        Anyway, enjoy the sunshine out there holmes!

  2. Pingback: NewsPaper - The Three P’s

  3. Could you elaborate on what you mean by posture, pressure, possibilities? I think I have an idea as to what you mean by this but am not sure it’s accurate.

    There was a thing that I used to do as a blue belt that I regretfully don’t do anymore, but led to some of the most drastic improvements in my game. When I was learning a new technique as a blue belt, I would often practice trying to maintain the position that was the basis of the technique we had just learned in class. For instance,taking the back from de la riva guard. Rather than focus on the technique itself, in sparring, I would not attack or do anything but maintain the de la riva guard. If my opponent broke out of the position, I would fight to get back to it and maintain it for as long as I could. I found that this gave me the ability to eventually make the new position part of my game. Over time, the techniques would eventually come as a result of the mastery of the position. Out of that, there would be a multitude of possibilities that presented themselves. Some of the techniques often seemed to happen spontaneously. Some of the techniques were unique in that they were based on how I rolled, and how my opponents interacted with my guard.

    This is just my guess as to what you mean by the 3 P’s method. I could be totally wrong. I agree with you though. I’ve always felt that too many instructors are trying to make their students carbon copies of themselves and are too stuck on “moves”. This I feel, leads to a stagnation in their creativity and slows the evolution of the martial arts.

    • HI George,
      I think your description is spot on. There is a post on the 3 P model here if you look in the coaching articles section. I’ll often drill positions with students before we move on to escapes, passes, subs etc. Sometimes the drill is trying to get to the position and sometimes it’s trying to maintain it. Isolating that battle from what we actually do from there gives students a chance to work on it separately and get a better platform to launch the technique from.

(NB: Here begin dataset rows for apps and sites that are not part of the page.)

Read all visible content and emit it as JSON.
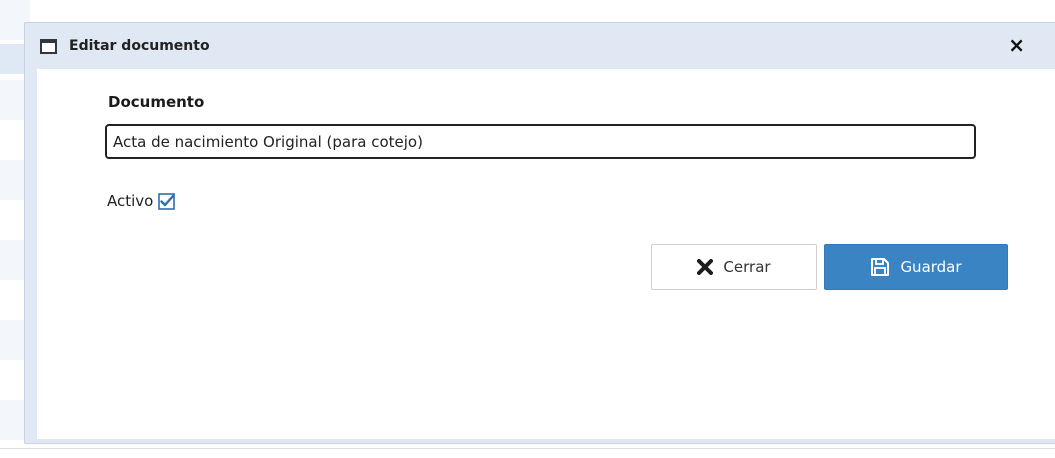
{
  "modal": {
    "title": "Editar documento",
    "close_symbol": "×",
    "window_icon": "window-icon"
  },
  "form": {
    "document_label": "Documento",
    "document_value": "Acta de nacimiento Original (para cotejo)",
    "active_label": "Activo",
    "active_checked": true
  },
  "buttons": {
    "close_label": "Cerrar",
    "close_icon": "x-icon",
    "save_label": "Guardar",
    "save_icon": "floppy-disk-icon"
  },
  "colors": {
    "primary": "#3b84c4",
    "header_bg": "#dfe8f3",
    "checkbox": "#2e6fb0"
  }
}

Thanks for the comment.

Leave a Reply

Your email address will not be published.